Check every line of the entries below for "sqft", and copy the lines that have it.

• **Source data**
* * * * * * *
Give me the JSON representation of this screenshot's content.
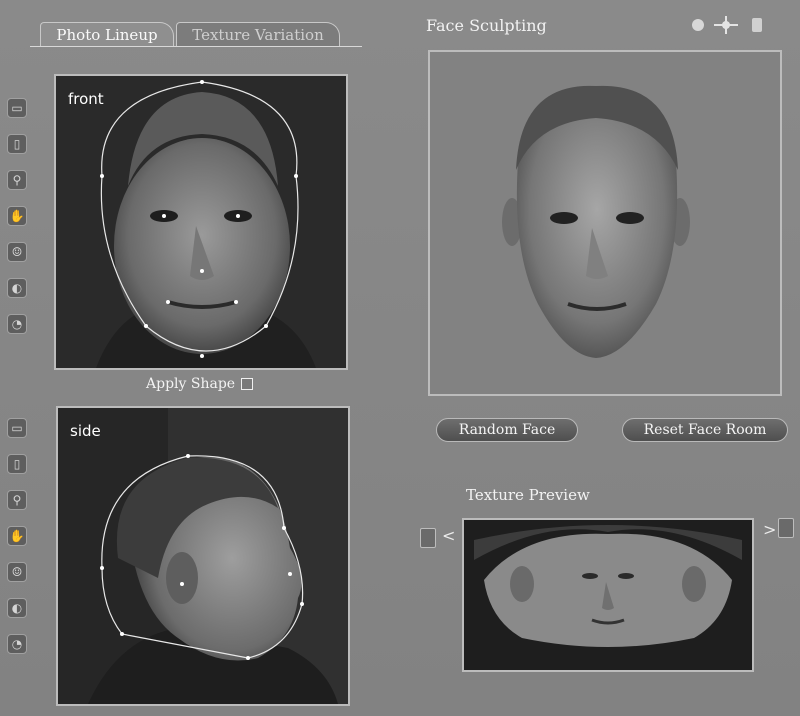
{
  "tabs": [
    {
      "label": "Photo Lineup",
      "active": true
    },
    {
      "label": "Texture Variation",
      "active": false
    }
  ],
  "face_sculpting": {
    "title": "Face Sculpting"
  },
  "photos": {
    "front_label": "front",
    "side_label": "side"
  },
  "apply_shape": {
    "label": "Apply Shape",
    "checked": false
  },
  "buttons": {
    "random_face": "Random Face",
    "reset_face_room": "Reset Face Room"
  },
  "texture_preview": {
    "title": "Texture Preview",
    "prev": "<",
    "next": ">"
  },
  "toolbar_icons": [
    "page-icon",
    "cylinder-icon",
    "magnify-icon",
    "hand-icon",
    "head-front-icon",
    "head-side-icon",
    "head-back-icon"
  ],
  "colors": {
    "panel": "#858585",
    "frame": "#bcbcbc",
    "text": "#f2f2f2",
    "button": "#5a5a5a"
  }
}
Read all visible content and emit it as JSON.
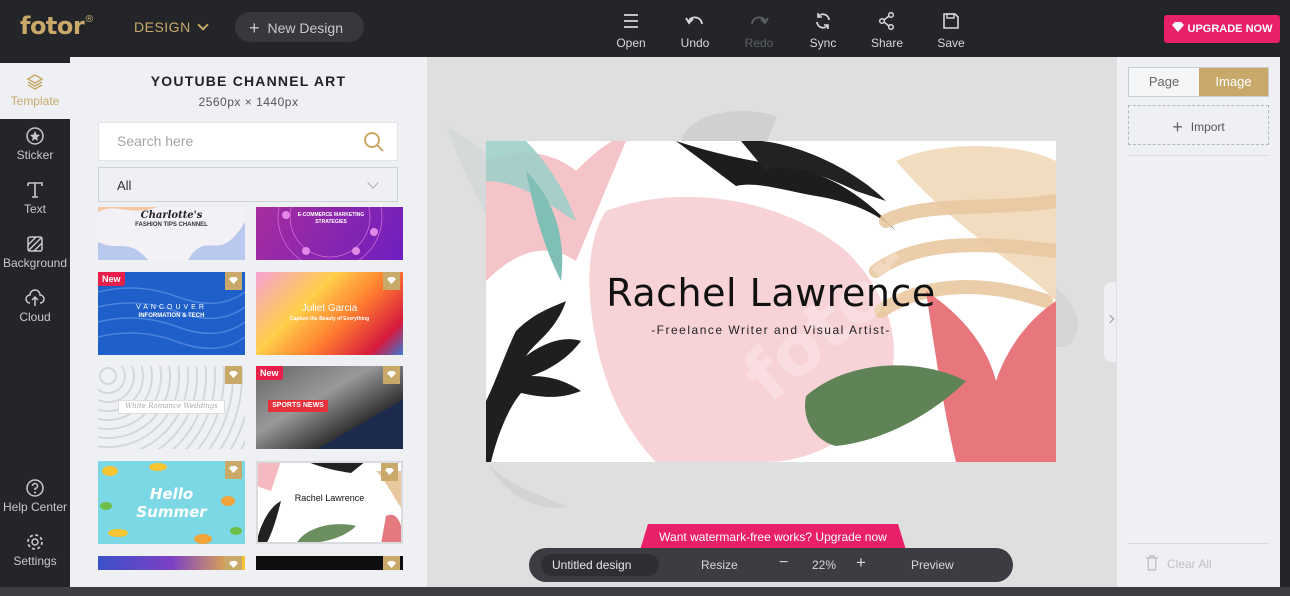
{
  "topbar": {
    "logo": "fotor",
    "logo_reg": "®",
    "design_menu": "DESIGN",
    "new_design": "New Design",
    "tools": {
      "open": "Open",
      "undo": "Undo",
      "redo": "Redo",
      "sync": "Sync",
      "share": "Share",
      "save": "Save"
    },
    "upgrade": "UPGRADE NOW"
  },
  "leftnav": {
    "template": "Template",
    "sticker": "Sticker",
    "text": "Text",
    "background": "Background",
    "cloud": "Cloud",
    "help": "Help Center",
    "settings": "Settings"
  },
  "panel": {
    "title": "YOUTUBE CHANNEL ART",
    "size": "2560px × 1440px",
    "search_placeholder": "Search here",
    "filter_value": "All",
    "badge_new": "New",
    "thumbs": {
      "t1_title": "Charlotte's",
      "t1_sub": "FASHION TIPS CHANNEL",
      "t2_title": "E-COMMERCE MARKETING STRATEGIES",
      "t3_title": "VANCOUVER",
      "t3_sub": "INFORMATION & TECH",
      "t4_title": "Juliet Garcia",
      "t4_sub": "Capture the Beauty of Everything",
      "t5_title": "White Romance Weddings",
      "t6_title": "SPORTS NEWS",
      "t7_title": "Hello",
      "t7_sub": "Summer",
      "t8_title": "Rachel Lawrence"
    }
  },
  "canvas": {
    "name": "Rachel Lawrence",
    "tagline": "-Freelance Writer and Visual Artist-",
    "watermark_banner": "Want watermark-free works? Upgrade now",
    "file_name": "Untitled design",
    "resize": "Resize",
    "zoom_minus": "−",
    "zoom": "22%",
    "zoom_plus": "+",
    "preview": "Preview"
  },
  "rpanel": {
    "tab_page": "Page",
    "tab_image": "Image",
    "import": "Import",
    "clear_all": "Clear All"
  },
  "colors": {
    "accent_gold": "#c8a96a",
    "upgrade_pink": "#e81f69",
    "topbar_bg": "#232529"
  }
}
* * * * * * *
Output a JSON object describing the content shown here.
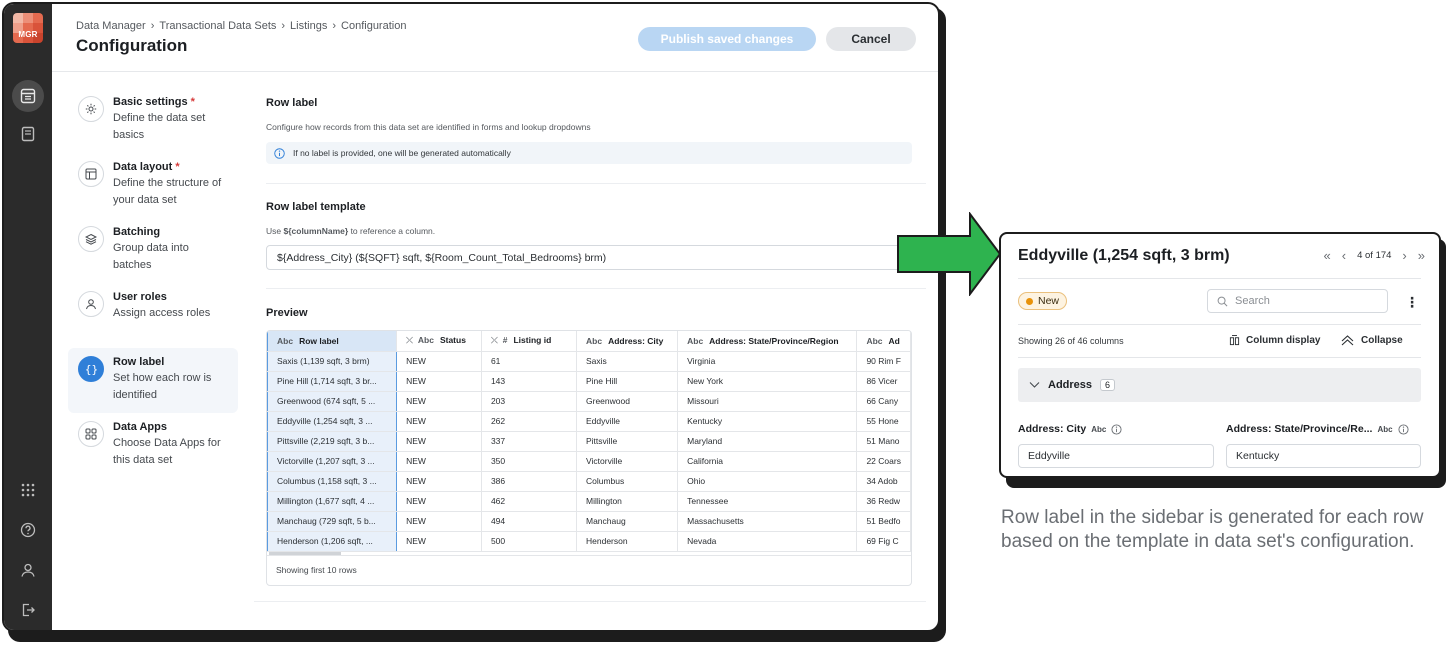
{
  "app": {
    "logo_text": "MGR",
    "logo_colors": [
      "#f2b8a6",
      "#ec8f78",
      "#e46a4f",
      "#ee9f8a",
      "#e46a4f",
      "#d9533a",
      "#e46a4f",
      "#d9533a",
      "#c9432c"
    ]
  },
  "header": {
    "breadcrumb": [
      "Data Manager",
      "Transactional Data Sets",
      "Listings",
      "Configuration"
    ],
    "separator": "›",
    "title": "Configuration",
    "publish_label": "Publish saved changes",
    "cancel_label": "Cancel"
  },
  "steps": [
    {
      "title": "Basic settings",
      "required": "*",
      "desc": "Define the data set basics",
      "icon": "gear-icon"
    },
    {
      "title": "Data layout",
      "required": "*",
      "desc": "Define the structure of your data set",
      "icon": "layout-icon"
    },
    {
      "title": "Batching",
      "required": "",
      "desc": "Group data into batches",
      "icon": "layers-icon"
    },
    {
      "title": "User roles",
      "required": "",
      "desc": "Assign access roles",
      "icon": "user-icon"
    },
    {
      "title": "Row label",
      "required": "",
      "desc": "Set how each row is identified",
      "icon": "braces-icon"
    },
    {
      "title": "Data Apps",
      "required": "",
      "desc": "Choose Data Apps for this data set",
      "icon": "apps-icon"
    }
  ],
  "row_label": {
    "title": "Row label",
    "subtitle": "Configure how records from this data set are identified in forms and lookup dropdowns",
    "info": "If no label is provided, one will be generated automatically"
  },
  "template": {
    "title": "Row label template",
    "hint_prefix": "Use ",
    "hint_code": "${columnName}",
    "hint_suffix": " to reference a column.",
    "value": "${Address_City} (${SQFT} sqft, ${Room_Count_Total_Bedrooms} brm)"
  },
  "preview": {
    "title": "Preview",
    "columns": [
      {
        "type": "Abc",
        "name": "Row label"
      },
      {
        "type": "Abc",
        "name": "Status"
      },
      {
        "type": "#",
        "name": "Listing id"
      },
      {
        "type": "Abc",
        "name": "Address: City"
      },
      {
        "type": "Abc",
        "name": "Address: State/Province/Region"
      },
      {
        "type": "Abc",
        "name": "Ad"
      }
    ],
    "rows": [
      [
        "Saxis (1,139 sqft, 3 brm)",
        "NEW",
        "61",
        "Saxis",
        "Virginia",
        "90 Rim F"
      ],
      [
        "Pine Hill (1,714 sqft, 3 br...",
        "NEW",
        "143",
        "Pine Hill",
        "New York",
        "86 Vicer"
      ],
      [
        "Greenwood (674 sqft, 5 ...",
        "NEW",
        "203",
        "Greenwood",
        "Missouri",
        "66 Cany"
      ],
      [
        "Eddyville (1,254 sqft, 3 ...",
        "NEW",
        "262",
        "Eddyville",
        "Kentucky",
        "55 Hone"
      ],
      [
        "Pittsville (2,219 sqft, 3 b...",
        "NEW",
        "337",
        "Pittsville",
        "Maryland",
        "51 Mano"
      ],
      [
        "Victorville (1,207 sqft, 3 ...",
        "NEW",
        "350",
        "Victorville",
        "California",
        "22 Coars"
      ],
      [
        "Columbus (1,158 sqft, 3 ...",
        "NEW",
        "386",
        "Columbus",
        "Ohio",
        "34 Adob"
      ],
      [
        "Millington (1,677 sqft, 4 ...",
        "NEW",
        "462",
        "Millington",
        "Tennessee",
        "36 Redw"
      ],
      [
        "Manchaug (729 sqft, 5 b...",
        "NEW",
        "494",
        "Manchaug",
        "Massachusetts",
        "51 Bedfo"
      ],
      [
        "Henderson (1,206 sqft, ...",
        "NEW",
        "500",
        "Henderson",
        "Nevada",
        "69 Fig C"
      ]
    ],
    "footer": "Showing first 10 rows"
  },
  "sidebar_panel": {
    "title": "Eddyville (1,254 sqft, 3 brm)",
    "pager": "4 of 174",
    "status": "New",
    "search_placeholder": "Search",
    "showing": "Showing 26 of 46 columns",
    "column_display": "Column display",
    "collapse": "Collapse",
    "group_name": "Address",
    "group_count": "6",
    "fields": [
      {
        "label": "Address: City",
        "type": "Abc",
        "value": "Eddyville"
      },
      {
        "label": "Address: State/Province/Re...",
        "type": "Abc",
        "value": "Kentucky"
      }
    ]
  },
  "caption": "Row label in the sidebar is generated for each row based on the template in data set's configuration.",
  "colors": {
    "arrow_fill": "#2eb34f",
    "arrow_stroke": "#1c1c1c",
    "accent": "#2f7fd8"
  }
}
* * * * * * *
• **Solution for this exercise**
    "value": "${Address_City} (${SQFT} sqft, ${Room_Count_Total_Bedrooms} brm)"
        "Saxis (1,139 sqft, 3 brm)",
        "Pine Hill (1,714 sqft, 3 br...",
        "Greenwood (674 sqft, 5 ...",
        "Eddyville (1,254 sqft, 3 ...",
        "Pittsville (2,219 sqft, 3 b...",
        "Victorville (1,207 sqft, 3 ...",
        "Columbus (1,158 sqft, 3 ...",
        "Millington (1,677 sqft, 4 ...",
        "Manchaug (729 sqft, 5 b...",
        "Henderson (1,206 sqft, ...",
    "title": "Eddyville (1,254 sqft, 3 brm)",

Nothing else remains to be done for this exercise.